The bill still needs to be passed in the Senate before being signed into law by President Trump. The Regulatory Affairs Professionals Society reports that this bill is “must-pass” legislation because there will be massive layoffs at the FDA if the fee agreements are not reauthorized before the current ones expire on Oct. 1, 2017.
The United States Food and Drug Administration (FDA) issued a Notice on July 11, 2017, exempting 1,003 Class II medical devices from premarket notification requirements under Section 510(k). The Notice indicates that anyone with pending 510(k) submissions for devices that are now exempt “should withdraw their submissions.”
According to the Notice, the exemptions from the 510(k) requirements do not apply to other statutory or regulatory requirements. Further, the Notice indicates there are limitations on some of the exemptions. Table 1 in the Notice lists exempt devices that are subject to general limitations of certain sections of the Code of Federal Regulations (CFR). Table 2 lists exempt devices subject to those general limitations and that must comply with partial exemption limitations as indicated in the table. Table 3 lists exempt devices classified as “radioallergosorbent (RAST) immunological test systems” but which are only a subset of all devices in that classification.
The FDA claims the exemptions “will decrease regulatory burdens on the medical device industry and will eliminate private costs and expenditures required to comply with certain Federal regulations.” Further, the Notice states, “regulated industry will no longer have to invest time and resources in premarket notifications, including preparation of documents and data for submission to FDA, payment of user fees associated with 510(k) submissions, and responding to questions and requests for additional information from FDA during 510(k) review.”
The Notice was published in accordance with procedures established by the 21st Century Cures Act, which was signed into law December 13, 2016. According to the Notice, the 21st Century Cures Act requires the FDA to publish a list of each type of exempt class II device within 90 days after enactment of the Act and at least once every 5 years thereafter.

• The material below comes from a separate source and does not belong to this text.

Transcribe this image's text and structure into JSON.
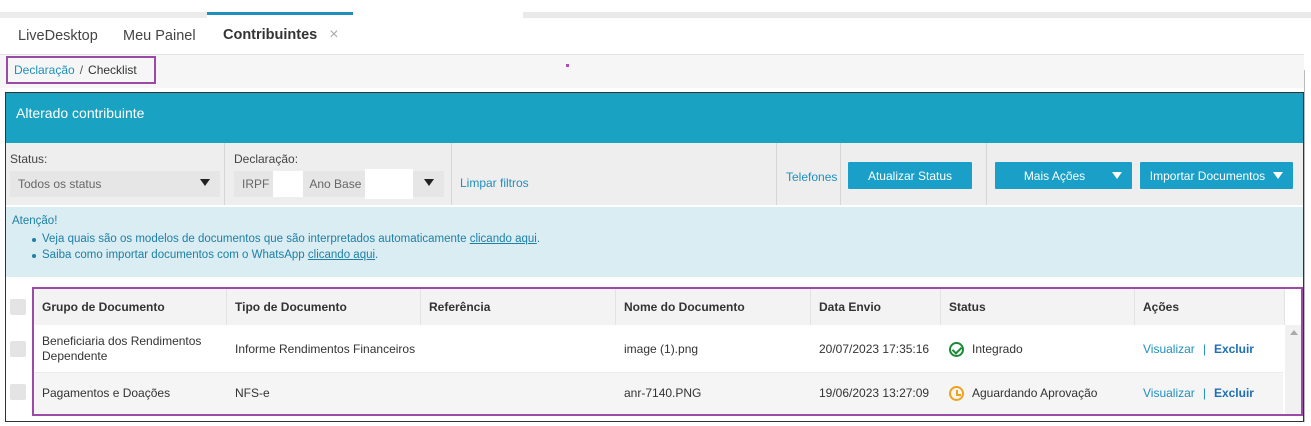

The Notice reflects the FDA’s final determination regarding a proposed list of devices for exemption issued earlier this year. The relevant codified language for each listed device will be amended by the FDA in a “future action.”